## Exercise prompt
Go through the material and copy each line that includes "purple".

## Supplied material
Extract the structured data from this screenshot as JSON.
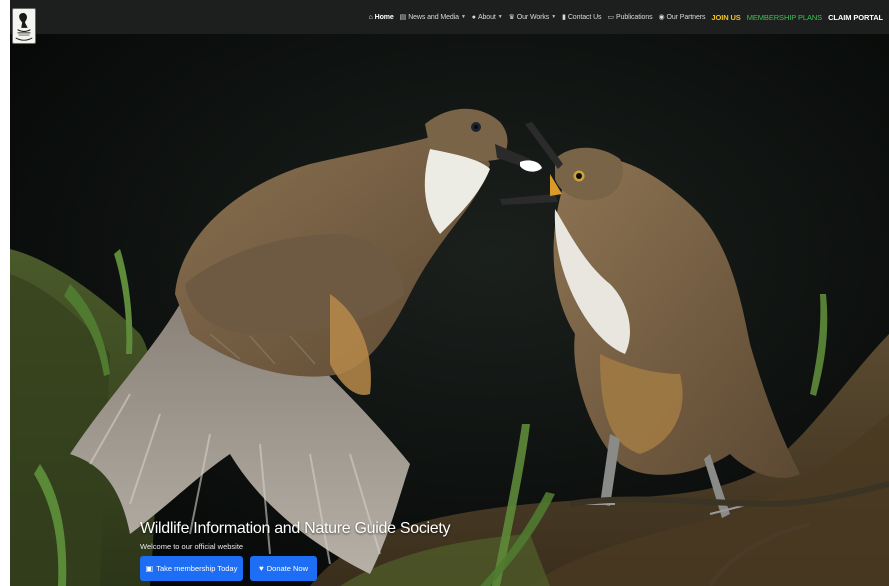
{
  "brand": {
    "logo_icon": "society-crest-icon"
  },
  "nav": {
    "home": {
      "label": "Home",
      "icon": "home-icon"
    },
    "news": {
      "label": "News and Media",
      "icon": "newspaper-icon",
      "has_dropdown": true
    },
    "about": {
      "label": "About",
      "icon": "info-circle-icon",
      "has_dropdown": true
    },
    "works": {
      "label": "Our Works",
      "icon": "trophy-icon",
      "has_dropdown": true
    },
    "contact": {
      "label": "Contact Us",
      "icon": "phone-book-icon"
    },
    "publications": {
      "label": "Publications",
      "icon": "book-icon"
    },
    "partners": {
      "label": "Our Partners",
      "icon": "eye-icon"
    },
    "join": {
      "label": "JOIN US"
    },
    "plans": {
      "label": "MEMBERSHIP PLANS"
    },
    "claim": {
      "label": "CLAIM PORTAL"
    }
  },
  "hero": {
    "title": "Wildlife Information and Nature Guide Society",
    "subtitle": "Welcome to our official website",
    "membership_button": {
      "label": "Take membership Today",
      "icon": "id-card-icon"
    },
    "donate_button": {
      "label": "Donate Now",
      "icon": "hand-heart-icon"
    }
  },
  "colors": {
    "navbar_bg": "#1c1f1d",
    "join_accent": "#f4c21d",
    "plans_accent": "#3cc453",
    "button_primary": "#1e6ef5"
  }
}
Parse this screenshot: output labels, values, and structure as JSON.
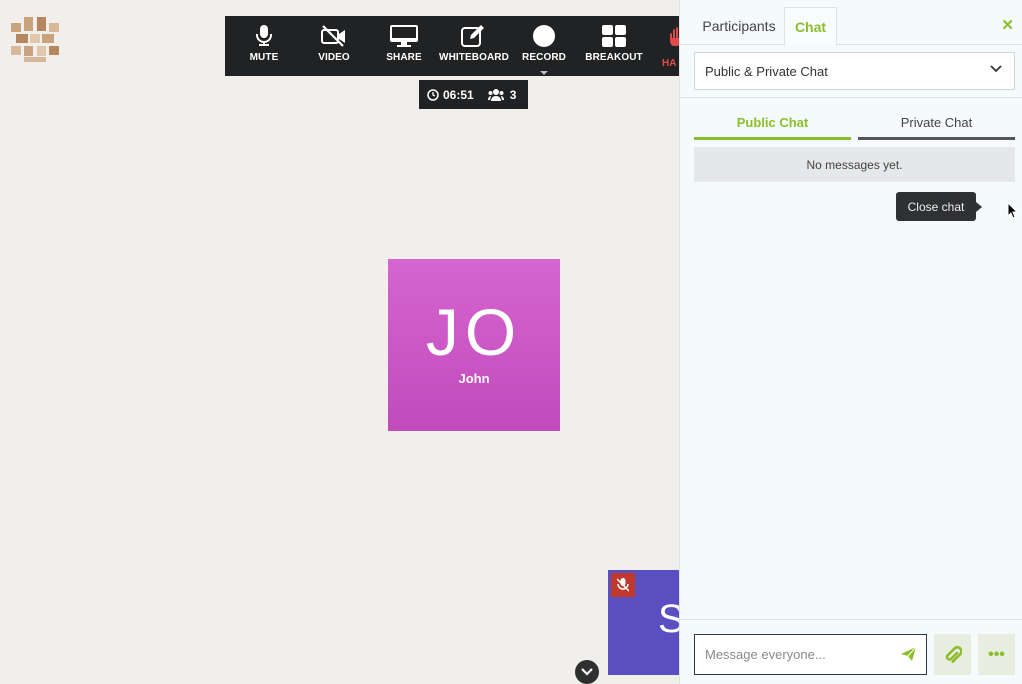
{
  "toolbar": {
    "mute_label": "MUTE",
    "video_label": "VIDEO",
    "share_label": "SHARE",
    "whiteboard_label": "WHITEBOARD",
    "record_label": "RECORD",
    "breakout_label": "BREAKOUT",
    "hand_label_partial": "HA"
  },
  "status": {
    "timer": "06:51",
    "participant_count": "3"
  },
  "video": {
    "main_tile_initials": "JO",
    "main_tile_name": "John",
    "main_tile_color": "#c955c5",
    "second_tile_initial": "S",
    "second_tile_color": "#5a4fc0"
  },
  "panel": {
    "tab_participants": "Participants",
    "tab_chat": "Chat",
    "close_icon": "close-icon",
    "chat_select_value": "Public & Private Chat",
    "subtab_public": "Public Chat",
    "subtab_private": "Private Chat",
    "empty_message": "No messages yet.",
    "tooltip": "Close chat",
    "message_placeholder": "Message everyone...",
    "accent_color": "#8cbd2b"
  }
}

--

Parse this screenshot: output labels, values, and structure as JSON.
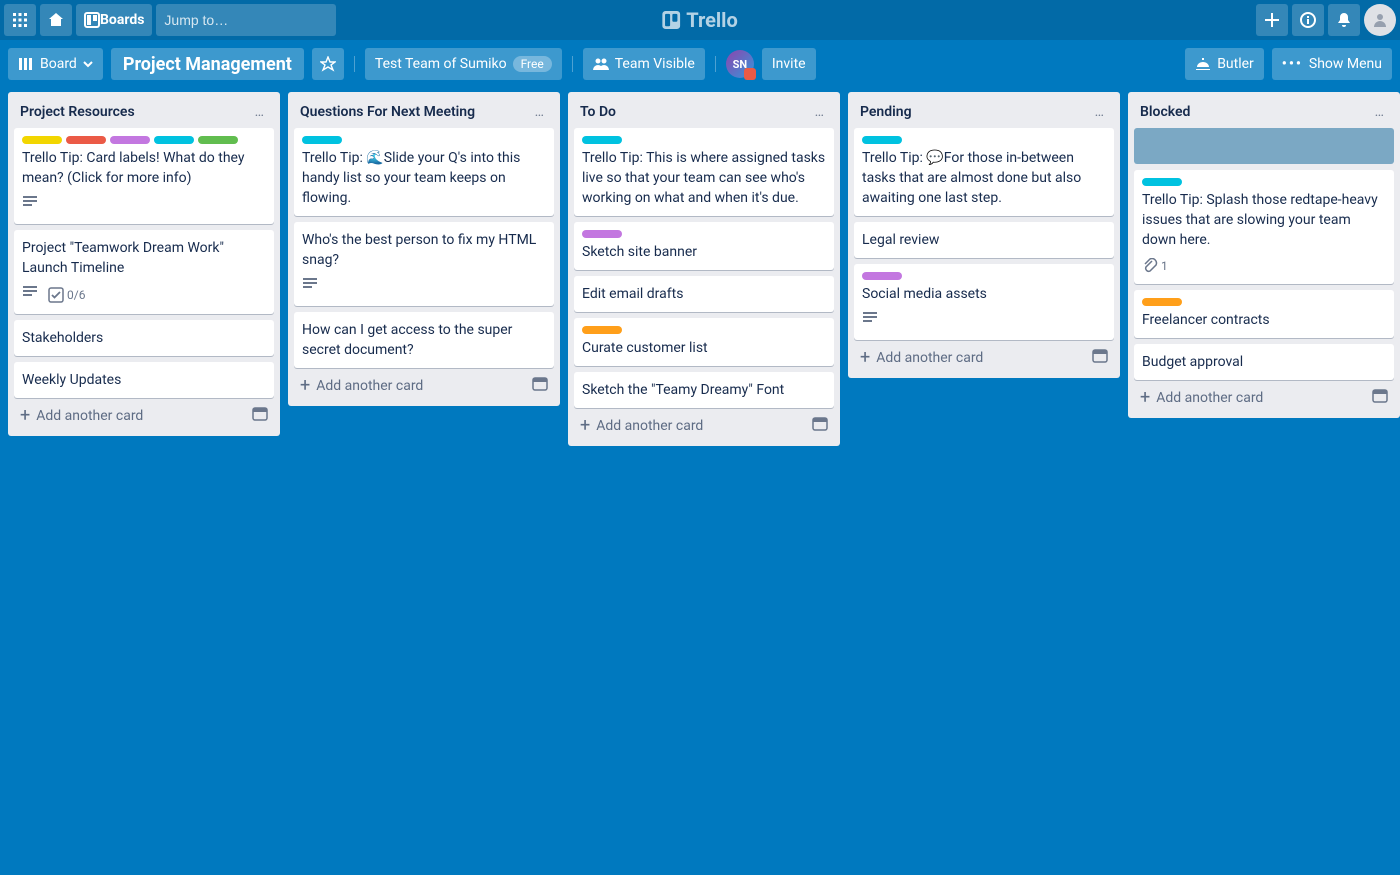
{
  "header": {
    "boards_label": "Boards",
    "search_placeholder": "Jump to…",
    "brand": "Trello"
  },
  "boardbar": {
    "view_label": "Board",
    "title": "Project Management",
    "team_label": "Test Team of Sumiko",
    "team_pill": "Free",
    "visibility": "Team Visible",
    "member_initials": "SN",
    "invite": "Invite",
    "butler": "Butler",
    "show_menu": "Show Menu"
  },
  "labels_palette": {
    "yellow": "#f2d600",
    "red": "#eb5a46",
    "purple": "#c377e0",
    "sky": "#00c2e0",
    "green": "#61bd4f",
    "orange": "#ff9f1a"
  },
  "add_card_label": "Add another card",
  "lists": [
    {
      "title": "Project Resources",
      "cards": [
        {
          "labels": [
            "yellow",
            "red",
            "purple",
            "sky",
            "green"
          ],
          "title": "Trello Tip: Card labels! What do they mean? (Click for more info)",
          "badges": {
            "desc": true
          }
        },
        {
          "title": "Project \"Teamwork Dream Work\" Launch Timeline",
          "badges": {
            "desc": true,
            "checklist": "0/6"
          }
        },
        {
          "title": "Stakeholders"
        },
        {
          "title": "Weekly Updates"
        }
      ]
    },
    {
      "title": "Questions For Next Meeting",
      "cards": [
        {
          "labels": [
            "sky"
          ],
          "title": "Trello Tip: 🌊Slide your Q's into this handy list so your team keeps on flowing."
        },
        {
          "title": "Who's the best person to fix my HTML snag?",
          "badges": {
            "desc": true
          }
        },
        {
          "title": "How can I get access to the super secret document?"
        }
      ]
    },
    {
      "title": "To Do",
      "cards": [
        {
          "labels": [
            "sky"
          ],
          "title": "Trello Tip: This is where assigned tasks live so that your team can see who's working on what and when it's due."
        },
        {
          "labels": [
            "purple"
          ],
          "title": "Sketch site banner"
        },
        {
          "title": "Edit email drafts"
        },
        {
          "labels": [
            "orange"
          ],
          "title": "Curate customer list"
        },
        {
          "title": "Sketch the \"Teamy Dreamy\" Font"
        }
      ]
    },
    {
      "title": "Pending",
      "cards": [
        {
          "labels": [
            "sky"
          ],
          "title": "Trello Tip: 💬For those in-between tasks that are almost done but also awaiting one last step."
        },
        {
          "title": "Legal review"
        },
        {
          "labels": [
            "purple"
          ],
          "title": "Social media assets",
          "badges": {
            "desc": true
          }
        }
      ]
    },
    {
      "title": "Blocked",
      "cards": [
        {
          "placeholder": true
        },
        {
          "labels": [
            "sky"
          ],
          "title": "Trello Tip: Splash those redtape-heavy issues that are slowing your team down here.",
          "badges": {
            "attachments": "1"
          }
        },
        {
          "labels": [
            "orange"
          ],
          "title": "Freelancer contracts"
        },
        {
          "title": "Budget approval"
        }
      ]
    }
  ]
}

## Response
    "purple": "#c377e0",
            "purple",
            "purple"
            "purple"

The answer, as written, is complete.